Action item: Ignoring the images, restate the records below word for word.

--------------------------------

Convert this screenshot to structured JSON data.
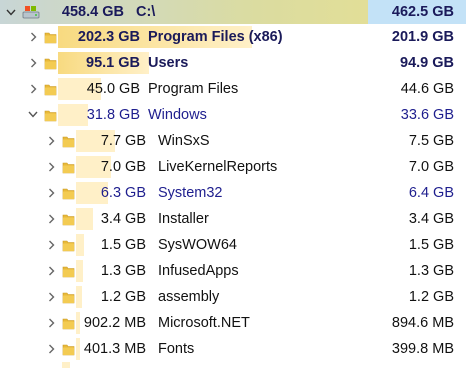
{
  "colors": {
    "folder": "#e8b93a",
    "bar": "#fff0c8",
    "bar_strong": "#f8da80",
    "selected_cell": "#c3e2f7",
    "blue_text": "#1e1e8e"
  },
  "root": {
    "size": "458.4 GB",
    "name": "C:\\",
    "allocated": "462.5 GB",
    "expanded": true,
    "icon": "drive-icon"
  },
  "items": [
    {
      "size": "202.3 GB",
      "name": "Program Files (x86)",
      "allocated": "201.9 GB",
      "level": 1,
      "expanded": false,
      "style": "bold-blue",
      "fraction": 0.441
    },
    {
      "size": "95.1 GB",
      "name": "Users",
      "allocated": "94.9 GB",
      "level": 1,
      "expanded": false,
      "style": "bold-blue",
      "fraction": 0.207
    },
    {
      "size": "45.0 GB",
      "name": "Program Files",
      "allocated": "44.6 GB",
      "level": 1,
      "expanded": false,
      "style": "normal",
      "fraction": 0.098
    },
    {
      "size": "31.8 GB",
      "name": "Windows",
      "allocated": "33.6 GB",
      "level": 1,
      "expanded": true,
      "style": "blue",
      "fraction": 0.069
    },
    {
      "size": "7.7 GB",
      "name": "WinSxS",
      "allocated": "7.5 GB",
      "level": 2,
      "expanded": false,
      "style": "normal",
      "fraction": 0.242
    },
    {
      "size": "7.0 GB",
      "name": "LiveKernelReports",
      "allocated": "7.0 GB",
      "level": 2,
      "expanded": false,
      "style": "normal",
      "fraction": 0.22
    },
    {
      "size": "6.3 GB",
      "name": "System32",
      "allocated": "6.4 GB",
      "level": 2,
      "expanded": false,
      "style": "blue",
      "fraction": 0.198
    },
    {
      "size": "3.4 GB",
      "name": "Installer",
      "allocated": "3.4 GB",
      "level": 2,
      "expanded": false,
      "style": "normal",
      "fraction": 0.107
    },
    {
      "size": "1.5 GB",
      "name": "SysWOW64",
      "allocated": "1.5 GB",
      "level": 2,
      "expanded": false,
      "style": "normal",
      "fraction": 0.047
    },
    {
      "size": "1.3 GB",
      "name": "InfusedApps",
      "allocated": "1.3 GB",
      "level": 2,
      "expanded": false,
      "style": "normal",
      "fraction": 0.041
    },
    {
      "size": "1.2 GB",
      "name": "assembly",
      "allocated": "1.2 GB",
      "level": 2,
      "expanded": false,
      "style": "normal",
      "fraction": 0.038
    },
    {
      "size": "902.2 MB",
      "name": "Microsoft.NET",
      "allocated": "894.6 MB",
      "level": 2,
      "expanded": false,
      "style": "normal",
      "fraction": 0.028
    },
    {
      "size": "401.3 MB",
      "name": "Fonts",
      "allocated": "399.8 MB",
      "level": 2,
      "expanded": false,
      "style": "normal",
      "fraction": 0.012
    }
  ]
}
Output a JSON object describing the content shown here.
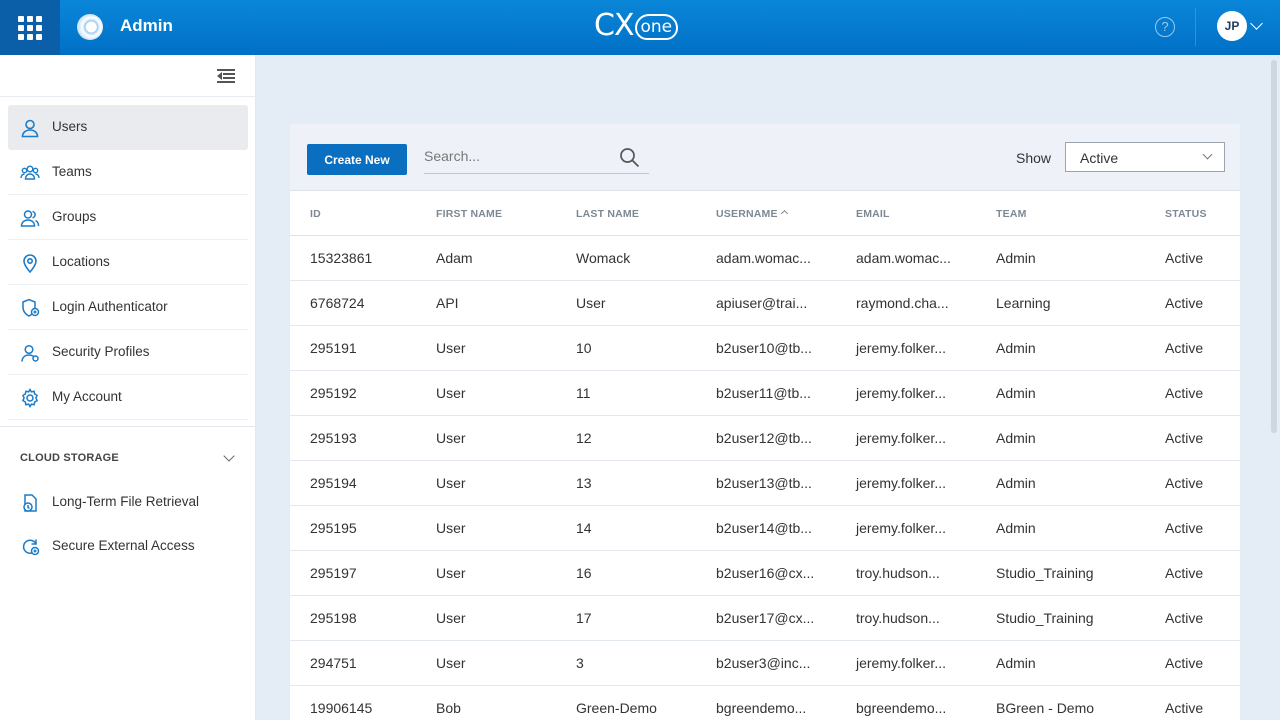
{
  "header": {
    "app_title": "Admin",
    "brand_prefix": "CX",
    "brand_suffix": "one",
    "help": "?",
    "user_initials": "JP"
  },
  "sidebar": {
    "items": [
      {
        "label": "Users",
        "icon": "user-icon",
        "active": true
      },
      {
        "label": "Teams",
        "icon": "team-icon",
        "active": false
      },
      {
        "label": "Groups",
        "icon": "group-icon",
        "active": false
      },
      {
        "label": "Locations",
        "icon": "location-pin-icon",
        "active": false
      },
      {
        "label": "Login Authenticator",
        "icon": "shield-user-icon",
        "active": false
      },
      {
        "label": "Security Profiles",
        "icon": "security-profile-icon",
        "active": false
      },
      {
        "label": "My Account",
        "icon": "gear-icon",
        "active": false
      }
    ],
    "section_title": "CLOUD STORAGE",
    "section_items": [
      {
        "label": "Long-Term File Retrieval",
        "icon": "file-retrieval-icon"
      },
      {
        "label": "Secure External Access",
        "icon": "secure-access-icon"
      }
    ]
  },
  "toolbar": {
    "create_label": "Create New",
    "search_placeholder": "Search...",
    "show_label": "Show",
    "show_value": "Active"
  },
  "table": {
    "columns": [
      "ID",
      "FIRST NAME",
      "LAST NAME",
      "USERNAME",
      "EMAIL",
      "TEAM",
      "STATUS"
    ],
    "sorted_column": "USERNAME",
    "rows": [
      [
        "15323861",
        "Adam",
        "Womack",
        "adam.womac...",
        "adam.womac...",
        "Admin",
        "Active"
      ],
      [
        "6768724",
        "API",
        "User",
        "apiuser@trai...",
        "raymond.cha...",
        "Learning",
        "Active"
      ],
      [
        "295191",
        "User",
        "10",
        "b2user10@tb...",
        "jeremy.folker...",
        "Admin",
        "Active"
      ],
      [
        "295192",
        "User",
        "11",
        "b2user11@tb...",
        "jeremy.folker...",
        "Admin",
        "Active"
      ],
      [
        "295193",
        "User",
        "12",
        "b2user12@tb...",
        "jeremy.folker...",
        "Admin",
        "Active"
      ],
      [
        "295194",
        "User",
        "13",
        "b2user13@tb...",
        "jeremy.folker...",
        "Admin",
        "Active"
      ],
      [
        "295195",
        "User",
        "14",
        "b2user14@tb...",
        "jeremy.folker...",
        "Admin",
        "Active"
      ],
      [
        "295197",
        "User",
        "16",
        "b2user16@cx...",
        "troy.hudson...",
        "Studio_Training",
        "Active"
      ],
      [
        "295198",
        "User",
        "17",
        "b2user17@cx...",
        "troy.hudson...",
        "Studio_Training",
        "Active"
      ],
      [
        "294751",
        "User",
        "3",
        "b2user3@inc...",
        "jeremy.folker...",
        "Admin",
        "Active"
      ],
      [
        "19906145",
        "Bob",
        "Green-Demo",
        "bgreendemo...",
        "bgreendemo...",
        "BGreen - Demo",
        "Active"
      ]
    ]
  },
  "colors": {
    "header_blue": "#0a7ed2",
    "launcher_blue": "#0a5fa8",
    "primary_button": "#0a6fc0",
    "sidebar_icon": "#1a7cc8",
    "page_background": "#e4ecf6"
  }
}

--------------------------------

Result for this task:
Convert this screenshot to structured JSON data.
{
  "colors": {
    "folder": "#e8b93a",
    "bar": "#fff0c8",
    "bar_strong": "#f8da80",
    "selected_cell": "#c3e2f7",
    "blue_text": "#1e1e8e"
  },
  "root": {
    "size": "458.4 GB",
    "name": "C:\\",
    "allocated": "462.5 GB",
    "expanded": true,
    "icon": "drive-icon"
  },
  "items": [
    {
      "size": "202.3 GB",
      "name": "Program Files (x86)",
      "allocated": "201.9 GB",
      "level": 1,
      "expanded": false,
      "style": "bold-blue",
      "fraction": 0.441
    },
    {
      "size": "95.1 GB",
      "name": "Users",
      "allocated": "94.9 GB",
      "level": 1,
      "expanded": false,
      "style": "bold-blue",
      "fraction": 0.207
    },
    {
      "size": "45.0 GB",
      "name": "Program Files",
      "allocated": "44.6 GB",
      "level": 1,
      "expanded": false,
      "style": "normal",
      "fraction": 0.098
    },
    {
      "size": "31.8 GB",
      "name": "Windows",
      "allocated": "33.6 GB",
      "level": 1,
      "expanded": true,
      "style": "blue",
      "fraction": 0.069
    },
    {
      "size": "7.7 GB",
      "name": "WinSxS",
      "allocated": "7.5 GB",
      "level": 2,
      "expanded": false,
      "style": "normal",
      "fraction": 0.242
    },
    {
      "size": "7.0 GB",
      "name": "LiveKernelReports",
      "allocated": "7.0 GB",
      "level": 2,
      "expanded": false,
      "style": "normal",
      "fraction": 0.22
    },
    {
      "size": "6.3 GB",
      "name": "System32",
      "allocated": "6.4 GB",
      "level": 2,
      "expanded": false,
      "style": "blue",
      "fraction": 0.198
    },
    {
      "size": "3.4 GB",
      "name": "Installer",
      "allocated": "3.4 GB",
      "level": 2,
      "expanded": false,
      "style": "normal",
      "fraction": 0.107
    },
    {
      "size": "1.5 GB",
      "name": "SysWOW64",
      "allocated": "1.5 GB",
      "level": 2,
      "expanded": false,
      "style": "normal",
      "fraction": 0.047
    },
    {
      "size": "1.3 GB",
      "name": "InfusedApps",
      "allocated": "1.3 GB",
      "level": 2,
      "expanded": false,
      "style": "normal",
      "fraction": 0.041
    },
    {
      "size": "1.2 GB",
      "name": "assembly",
      "allocated": "1.2 GB",
      "level": 2,
      "expanded": false,
      "style": "normal",
      "fraction": 0.038
    },
    {
      "size": "902.2 MB",
      "name": "Microsoft.NET",
      "allocated": "894.6 MB",
      "level": 2,
      "expanded": false,
      "style": "normal",
      "fraction": 0.028
    },
    {
      "size": "401.3 MB",
      "name": "Fonts",
      "allocated": "399.8 MB",
      "level": 2,
      "expanded": false,
      "style": "normal",
      "fraction": 0.012
    }
  ]
}
Output a JSON object describing the content shown here.
{
  "header": {
    "app_title": "Admin",
    "brand_prefix": "CX",
    "brand_suffix": "one",
    "help": "?",
    "user_initials": "JP"
  },
  "sidebar": {
    "items": [
      {
        "label": "Users",
        "icon": "user-icon",
        "active": true
      },
      {
        "label": "Teams",
        "icon": "team-icon",
        "active": false
      },
      {
        "label": "Groups",
        "icon": "group-icon",
        "active": false
      },
      {
        "label": "Locations",
        "icon": "location-pin-icon",
        "active": false
      },
      {
        "label": "Login Authenticator",
        "icon": "shield-user-icon",
        "active": false
      },
      {
        "label": "Security Profiles",
        "icon": "security-profile-icon",
        "active": false
      },
      {
        "label": "My Account",
        "icon": "gear-icon",
        "active": false
      }
    ],
    "section_title": "CLOUD STORAGE",
    "section_items": [
      {
        "label": "Long-Term File Retrieval",
        "icon": "file-retrieval-icon"
      },
      {
        "label": "Secure External Access",
        "icon": "secure-access-icon"
      }
    ]
  },
  "toolbar": {
    "create_label": "Create New",
    "search_placeholder": "Search...",
    "show_label": "Show",
    "show_value": "Active"
  },
  "table": {
    "columns": [
      "ID",
      "FIRST NAME",
      "LAST NAME",
      "USERNAME",
      "EMAIL",
      "TEAM",
      "STATUS"
    ],
    "sorted_column": "USERNAME",
    "rows": [
      [
        "15323861",
        "Adam",
        "Womack",
        "adam.womac...",
        "adam.womac...",
        "Admin",
        "Active"
      ],
      [
        "6768724",
        "API",
        "User",
        "apiuser@trai...",
        "raymond.cha...",
        "Learning",
        "Active"
      ],
      [
        "295191",
        "User",
        "10",
        "b2user10@tb...",
        "jeremy.folker...",
        "Admin",
        "Active"
      ],
      [
        "295192",
        "User",
        "11",
        "b2user11@tb...",
        "jeremy.folker...",
        "Admin",
        "Active"
      ],
      [
        "295193",
        "User",
        "12",
        "b2user12@tb...",
        "jeremy.folker...",
        "Admin",
        "Active"
      ],
      [
        "295194",
        "User",
        "13",
        "b2user13@tb...",
        "jeremy.folker...",
        "Admin",
        "Active"
      ],
      [
        "295195",
        "User",
        "14",
        "b2user14@tb...",
        "jeremy.folker...",
        "Admin",
        "Active"
      ],
      [
        "295197",
        "User",
        "16",
        "b2user16@cx...",
        "troy.hudson...",
        "Studio_Training",
        "Active"
      ],
      [
        "295198",
        "User",
        "17",
        "b2user17@cx...",
        "troy.hudson...",
        "Studio_Training",
        "Active"
      ],
      [
        "294751",
        "User",
        "3",
        "b2user3@inc...",
        "jeremy.folker...",
        "Admin",
        "Active"
      ],
      [
        "19906145",
        "Bob",
        "Green-Demo",
        "bgreendemo...",
        "bgreendemo...",
        "BGreen - Demo",
        "Active"
      ]
    ]
  },
  "colors": {
    "header_blue": "#0a7ed2",
    "launcher_blue": "#0a5fa8",
    "primary_button": "#0a6fc0",
    "sidebar_icon": "#1a7cc8",
    "page_background": "#e4ecf6"
  }
}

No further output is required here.